* [Exercise directions]
Look at every line below and count those containing "title". Answer with the number only.

....

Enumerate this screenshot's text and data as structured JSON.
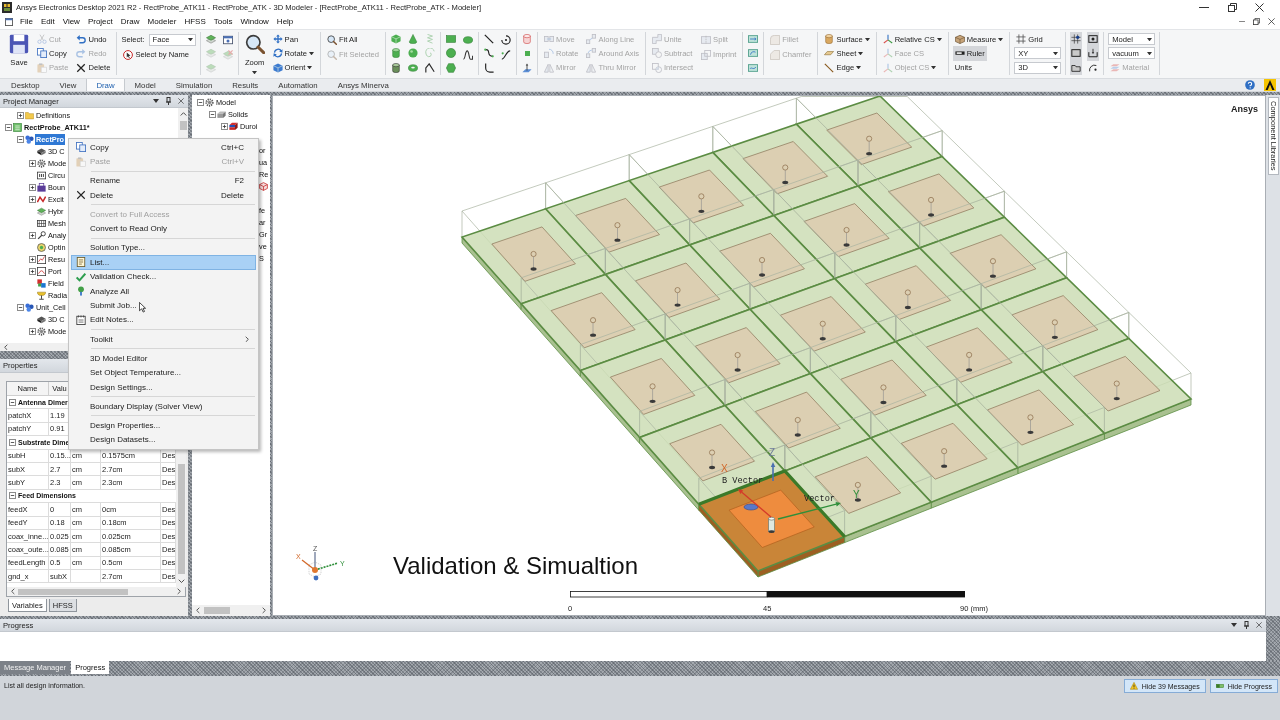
{
  "window": {
    "title": "Ansys Electronics Desktop 2021 R2 - RectProbe_ATK11 - RectProbe_ATK - 3D Modeler - [RectProbe_ATK11 - RectProbe_ATK - Modeler]"
  },
  "menu_bar": [
    "File",
    "Edit",
    "View",
    "Project",
    "Draw",
    "Modeler",
    "HFSS",
    "Tools",
    "Window",
    "Help"
  ],
  "ribbon": {
    "groups": [
      {
        "columns": [
          [
            {
              "kind": "save",
              "label": "Save",
              "disabled": false
            }
          ],
          [
            {
              "kind": "cut",
              "label": "Cut",
              "disabled": true
            },
            {
              "kind": "copy",
              "label": "Copy",
              "disabled": false
            },
            {
              "kind": "paste",
              "label": "Paste",
              "disabled": true
            }
          ],
          [
            {
              "kind": "undo",
              "label": "Undo",
              "disabled": false
            },
            {
              "kind": "redo",
              "label": "Redo",
              "disabled": true
            },
            {
              "kind": "delete",
              "label": "Delete",
              "disabled": false
            }
          ]
        ]
      },
      {
        "columns": [
          [
            {
              "kind": "select",
              "label": "Select:",
              "value": "Face"
            },
            {
              "kind": "select_by_name",
              "label": "Select by Name",
              "disabled": false
            }
          ]
        ]
      },
      {
        "columns": [
          [
            {
              "kind": "sheets",
              "disabled": false
            },
            {
              "kind": "sheets",
              "disabled": true
            },
            {
              "kind": "sheets",
              "disabled": true
            }
          ],
          [
            {
              "kind": "window",
              "disabled": false
            },
            {
              "kind": "sheetx",
              "disabled": true
            }
          ]
        ]
      },
      {
        "columns": [
          [
            {
              "kind": "zoom",
              "label": "Zoom",
              "disabled": false,
              "dropdown": true
            }
          ],
          [
            {
              "kind": "pan",
              "label": "Pan",
              "disabled": false
            },
            {
              "kind": "rotate",
              "label": "Rotate",
              "disabled": false,
              "dropdown": true
            },
            {
              "kind": "orient",
              "label": "Orient",
              "disabled": false,
              "dropdown": true
            }
          ]
        ]
      },
      {
        "columns": [
          [
            {
              "kind": "fit_all",
              "label": "Fit All",
              "disabled": false
            },
            {
              "kind": "fit_selected",
              "label": "Fit Selected",
              "disabled": true
            }
          ]
        ]
      },
      {
        "columns": [
          [
            {
              "kind": "box",
              "disabled": false
            },
            {
              "kind": "cylinder",
              "disabled": false
            },
            {
              "kind": "prism",
              "disabled": false
            }
          ],
          [
            {
              "kind": "cone",
              "disabled": false
            },
            {
              "kind": "sphere",
              "disabled": false
            },
            {
              "kind": "torus",
              "disabled": false
            }
          ],
          [
            {
              "kind": "helix",
              "disabled": true
            },
            {
              "kind": "spiral",
              "disabled": true
            },
            {
              "kind": "bondwire",
              "disabled": false
            }
          ]
        ]
      },
      {
        "columns": [
          [
            {
              "kind": "rectangle",
              "disabled": false
            },
            {
              "kind": "circle",
              "disabled": false
            },
            {
              "kind": "polygon",
              "disabled": false
            }
          ],
          [
            {
              "kind": "ellipse",
              "disabled": false
            },
            {
              "kind": "curved_sheet",
              "disabled": false
            }
          ]
        ]
      },
      {
        "columns": [
          [
            {
              "kind": "line",
              "disabled": false
            },
            {
              "kind": "spline",
              "disabled": false
            },
            {
              "kind": "arc",
              "disabled": false
            }
          ],
          [
            {
              "kind": "center_arc",
              "disabled": false
            },
            {
              "kind": "equation",
              "disabled": false
            }
          ]
        ]
      },
      {
        "columns": [
          [
            {
              "kind": "udp",
              "disabled": false
            },
            {
              "kind": "point",
              "disabled": false
            },
            {
              "kind": "plane",
              "disabled": false
            }
          ]
        ]
      },
      {
        "columns": [
          [
            {
              "kind": "move",
              "label": "Move",
              "disabled": true
            },
            {
              "kind": "rotate_copy",
              "label": "Rotate",
              "disabled": true
            },
            {
              "kind": "mirror",
              "label": "Mirror",
              "disabled": true
            }
          ],
          [
            {
              "kind": "along_line",
              "label": "Along Line",
              "disabled": true
            },
            {
              "kind": "around_axis",
              "label": "Around Axis",
              "disabled": true
            },
            {
              "kind": "thru_mirror",
              "label": "Thru Mirror",
              "disabled": true
            }
          ]
        ]
      },
      {
        "columns": [
          [
            {
              "kind": "unite",
              "label": "Unite",
              "disabled": true
            },
            {
              "kind": "subtract",
              "label": "Subtract",
              "disabled": true
            },
            {
              "kind": "intersect",
              "label": "Intersect",
              "disabled": true
            }
          ],
          [
            {
              "kind": "split",
              "label": "Split",
              "disabled": true
            },
            {
              "kind": "imprint",
              "label": "Imprint",
              "disabled": true
            }
          ]
        ]
      },
      {
        "columns": [
          [
            {
              "kind": "sweep_vector",
              "disabled": false
            },
            {
              "kind": "sweep_axis",
              "disabled": false
            },
            {
              "kind": "sweep_path",
              "disabled": false
            }
          ]
        ]
      },
      {
        "columns": [
          [
            {
              "kind": "fillet",
              "label": "Fillet",
              "disabled": true
            },
            {
              "kind": "chamfer",
              "label": "Chamfer",
              "disabled": true
            }
          ]
        ]
      },
      {
        "columns": [
          [
            {
              "kind": "surface",
              "label": "Surface",
              "disabled": false,
              "dropdown": true
            },
            {
              "kind": "sheet",
              "label": "Sheet",
              "disabled": false,
              "dropdown": true
            },
            {
              "kind": "edge",
              "label": "Edge",
              "disabled": false,
              "dropdown": true
            }
          ]
        ]
      },
      {
        "columns": [
          [
            {
              "kind": "relative_cs",
              "label": "Relative CS",
              "disabled": false,
              "dropdown": true
            },
            {
              "kind": "face_cs",
              "label": "Face CS",
              "disabled": true
            },
            {
              "kind": "object_cs",
              "label": "Object CS",
              "disabled": true,
              "dropdown": true
            }
          ]
        ]
      },
      {
        "columns": [
          [
            {
              "kind": "measure",
              "label": "Measure",
              "disabled": false,
              "dropdown": true,
              "pressed": false
            },
            {
              "kind": "ruler",
              "label": "Ruler",
              "disabled": false,
              "pressed": true
            },
            {
              "kind": "units",
              "label": "Units",
              "disabled": false,
              "pressed": false
            }
          ]
        ]
      },
      {
        "columns": [
          [
            {
              "kind": "grid",
              "label": "Grid",
              "disabled": false
            },
            {
              "kind": "select",
              "value": "XY"
            },
            {
              "kind": "select",
              "value": "3D"
            }
          ]
        ]
      },
      {
        "columns": [
          [
            {
              "kind": "snap_grid",
              "disabled": false,
              "pressed": true
            },
            {
              "kind": "snap_edge",
              "disabled": false,
              "pressed": true
            },
            {
              "kind": "snap_face",
              "disabled": false,
              "pressed": true
            }
          ],
          [
            {
              "kind": "snap_vertex",
              "disabled": false,
              "pressed": true
            },
            {
              "kind": "snap_center",
              "disabled": false,
              "pressed": true
            },
            {
              "kind": "snap_arc",
              "disabled": false,
              "pressed": false
            }
          ]
        ]
      },
      {
        "columns": [
          [
            {
              "kind": "select",
              "value": "Model"
            },
            {
              "kind": "select",
              "value": "vacuum"
            },
            {
              "kind": "material",
              "label": "Material",
              "disabled": true
            }
          ]
        ]
      }
    ]
  },
  "ribbon_tabs": [
    {
      "label": "Desktop",
      "selected": false
    },
    {
      "label": "View",
      "selected": false
    },
    {
      "label": "Draw",
      "selected": true
    },
    {
      "label": "Model",
      "selected": false
    },
    {
      "label": "Simulation",
      "selected": false
    },
    {
      "label": "Results",
      "selected": false
    },
    {
      "label": "Automation",
      "selected": false
    },
    {
      "label": "Ansys Minerva",
      "selected": false
    }
  ],
  "project_manager": {
    "title": "Project Manager",
    "continued_items": [
      {
        "kind": "folder",
        "label": "Definitions",
        "expanded": false,
        "selected": false
      }
    ],
    "tree": [
      {
        "kind": "project",
        "label": "RectProbe_ATK11*",
        "expanded": true,
        "selected": false,
        "children": [
          {
            "kind": "design",
            "label": "RectPro",
            "expanded": true,
            "selected": true,
            "children": [
              {
                "kind": "component",
                "label": "3D C",
                "selected": false
              },
              {
                "kind": "model",
                "label": "Mode",
                "expanded": false,
                "selected": false
              },
              {
                "kind": "circuit",
                "label": "Circu",
                "selected": false
              },
              {
                "kind": "boundary",
                "label": "Boun",
                "expanded": false,
                "selected": false
              },
              {
                "kind": "excitation",
                "label": "Excit",
                "expanded": false,
                "selected": false
              },
              {
                "kind": "hybrid",
                "label": "Hybr",
                "selected": false
              },
              {
                "kind": "mesh",
                "label": "Mesh",
                "selected": false
              },
              {
                "kind": "analysis",
                "label": "Analy",
                "expanded": false,
                "selected": false
              },
              {
                "kind": "optimetrics",
                "label": "Optin",
                "selected": false
              },
              {
                "kind": "results",
                "label": "Resu",
                "expanded": false,
                "selected": false
              },
              {
                "kind": "port",
                "label": "Port",
                "expanded": false,
                "selected": false
              },
              {
                "kind": "field",
                "label": "Field",
                "selected": false
              },
              {
                "kind": "radiation",
                "label": "Radia",
                "selected": false
              }
            ]
          },
          {
            "kind": "design",
            "label": "Unit_Cell",
            "expanded": true,
            "selected": false,
            "children": [
              {
                "kind": "component",
                "label": "3D C",
                "selected": false
              },
              {
                "kind": "model",
                "label": "Mode",
                "expanded": false,
                "selected": false
              }
            ]
          }
        ]
      }
    ]
  },
  "model_tree": {
    "items": [
      {
        "kind": "model",
        "label": "Model",
        "expanded": true,
        "selected": false,
        "children": [
          {
            "kind": "solids",
            "label": "Solids",
            "expanded": true,
            "selected": false,
            "children": [
              {
                "kind": "material",
                "label": "Duroi",
                "expanded": false,
                "selected": false
              }
            ]
          }
        ]
      }
    ],
    "partly_hidden_rows": [
      "or",
      "ua",
      "Re",
      "fe",
      "ar",
      "Gr",
      "ve",
      "S"
    ]
  },
  "context_menu": {
    "items": [
      {
        "kind": "copy",
        "label": "Copy",
        "shortcut": "Ctrl+C",
        "disabled": false,
        "selected": false
      },
      {
        "kind": "paste",
        "label": "Paste",
        "shortcut": "Ctrl+V",
        "disabled": true,
        "selected": false
      },
      {
        "kind": "separator"
      },
      {
        "kind": "plain",
        "label": "Rename",
        "shortcut": "F2",
        "disabled": false,
        "selected": false
      },
      {
        "kind": "delete",
        "label": "Delete",
        "shortcut": "Delete",
        "disabled": false,
        "selected": false
      },
      {
        "kind": "separator"
      },
      {
        "kind": "plain",
        "label": "Convert to Full Access",
        "disabled": true,
        "selected": false
      },
      {
        "kind": "plain",
        "label": "Convert to Read Only",
        "disabled": false,
        "selected": false
      },
      {
        "kind": "separator"
      },
      {
        "kind": "plain",
        "label": "Solution Type...",
        "disabled": false,
        "selected": false
      },
      {
        "kind": "list",
        "label": "List...",
        "disabled": false,
        "selected": true
      },
      {
        "kind": "validation",
        "label": "Validation Check...",
        "disabled": false,
        "selected": false
      },
      {
        "kind": "analyze",
        "label": "Analyze All",
        "disabled": false,
        "selected": false
      },
      {
        "kind": "plain",
        "label": "Submit Job...",
        "disabled": false,
        "selected": false,
        "pointer": true
      },
      {
        "kind": "edit_notes",
        "label": "Edit Notes...",
        "disabled": false,
        "selected": false
      },
      {
        "kind": "separator"
      },
      {
        "kind": "submenu",
        "label": "Toolkit",
        "disabled": false,
        "selected": false
      },
      {
        "kind": "separator"
      },
      {
        "kind": "plain",
        "label": "3D Model Editor",
        "disabled": false,
        "selected": false
      },
      {
        "kind": "plain",
        "label": "Set Object Temperature...",
        "disabled": false,
        "selected": false
      },
      {
        "kind": "plain",
        "label": "Design Settings...",
        "disabled": false,
        "selected": false
      },
      {
        "kind": "separator"
      },
      {
        "kind": "plain",
        "label": "Boundary Display (Solver View)",
        "disabled": false,
        "selected": false
      },
      {
        "kind": "separator"
      },
      {
        "kind": "plain",
        "label": "Design Properties...",
        "disabled": false,
        "selected": false
      },
      {
        "kind": "plain",
        "label": "Design Datasets...",
        "disabled": false,
        "selected": false
      }
    ]
  },
  "properties": {
    "title": "Properties",
    "columns": [
      "Name",
      "Valu"
    ],
    "rows": [
      {
        "kind": "section",
        "label": "Antenna Dimer",
        "expanded": true
      },
      {
        "kind": "variable",
        "name": "patchX",
        "value": "1.19"
      },
      {
        "kind": "variable",
        "name": "patchY",
        "value": "0.91"
      },
      {
        "kind": "section",
        "label": "Substrate Dime",
        "expanded": true
      },
      {
        "kind": "variable",
        "name": "subH",
        "value": "0.15...",
        "column_3": "cm",
        "column_4": "0.1575cm",
        "column_5": "Des"
      },
      {
        "kind": "variable",
        "name": "subX",
        "value": "2.7",
        "column_3": "cm",
        "column_4": "2.7cm",
        "column_5": "Des"
      },
      {
        "kind": "variable",
        "name": "subY",
        "value": "2.3",
        "column_3": "cm",
        "column_4": "2.3cm",
        "column_5": "Des"
      },
      {
        "kind": "section",
        "label": "Feed Dimensions",
        "expanded": true
      },
      {
        "kind": "variable",
        "name": "feedX",
        "value": "0",
        "column_3": "cm",
        "column_4": "0cm",
        "column_5": "Des"
      },
      {
        "kind": "variable",
        "name": "feedY",
        "value": "0.18",
        "column_3": "cm",
        "column_4": "0.18cm",
        "column_5": "Des"
      },
      {
        "kind": "variable",
        "name": "coax_inne...",
        "value": "0.025",
        "column_3": "cm",
        "column_4": "0.025cm",
        "column_5": "Des"
      },
      {
        "kind": "variable",
        "name": "coax_oute...",
        "value": "0.085",
        "column_3": "cm",
        "column_4": "0.085cm",
        "column_5": "Des"
      },
      {
        "kind": "variable",
        "name": "feedLength",
        "value": "0.5",
        "column_3": "cm",
        "column_4": "0.5cm",
        "column_5": "Des"
      },
      {
        "kind": "variable",
        "name": "gnd_x",
        "value": "subX",
        "column_4": "2.7cm",
        "column_5": "Des"
      }
    ],
    "tabs": [
      {
        "label": "Variables",
        "selected": true
      },
      {
        "label": "HFSS",
        "selected": false
      }
    ]
  },
  "viewport": {
    "brand": "Ansys",
    "axis_labels": {
      "x": "X",
      "y": "Y",
      "z": "Z"
    },
    "vector_labels": [
      "B Vector",
      "Vector"
    ],
    "triad_labels": {
      "x": "X",
      "y": "Y",
      "z": "Z"
    },
    "caption": "Validation & Simualtion",
    "scale_labels": [
      "0",
      "45",
      "90 (mm)"
    ]
  },
  "side_tab": "Component Libraries",
  "progress_panel": {
    "title": "Progress"
  },
  "bottom_tabs": [
    {
      "label": "Message Manager",
      "selected": false
    },
    {
      "label": "Progress",
      "selected": true
    }
  ],
  "status_bar": {
    "text": "List all design information.",
    "buttons": [
      {
        "kind": "warning",
        "label": "Hide 39 Messages"
      },
      {
        "kind": "progress",
        "label": "Hide Progress"
      }
    ]
  }
}
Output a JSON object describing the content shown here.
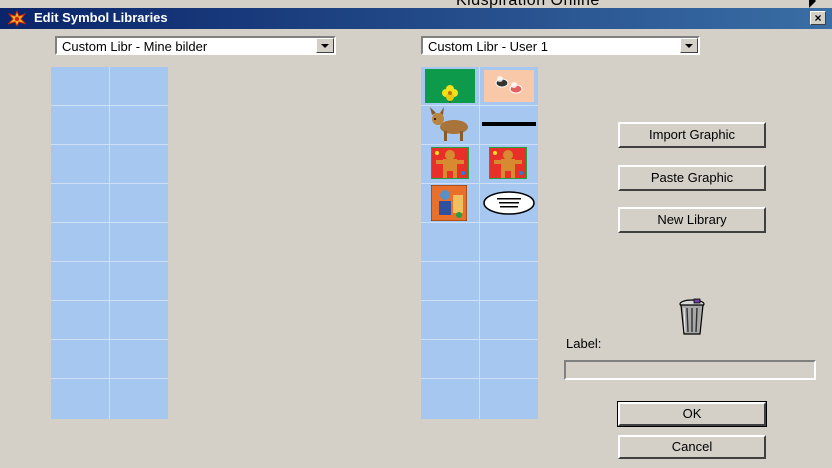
{
  "background_window": {
    "menu_text": "Kidspiration Online"
  },
  "window": {
    "title": "Edit Symbol Libraries",
    "close_glyph": "×"
  },
  "left_library": {
    "selected": "Custom Libr - Mine bilder"
  },
  "right_library": {
    "selected": "Custom Libr - User 1",
    "symbols": [
      "flower-symbol",
      "bees-symbol",
      "dog-symbol",
      "line-symbol",
      "gingerbread-man-symbol",
      "gingerbread-man-symbol",
      "child-drawing-symbol",
      "speech-bubble-symbol"
    ]
  },
  "buttons": {
    "import_graphic": "Import Graphic",
    "paste_graphic": "Paste Graphic",
    "new_library": "New Library",
    "ok": "OK",
    "cancel": "Cancel"
  },
  "label": {
    "caption": "Label:",
    "value": ""
  }
}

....

* [Worked solution]
5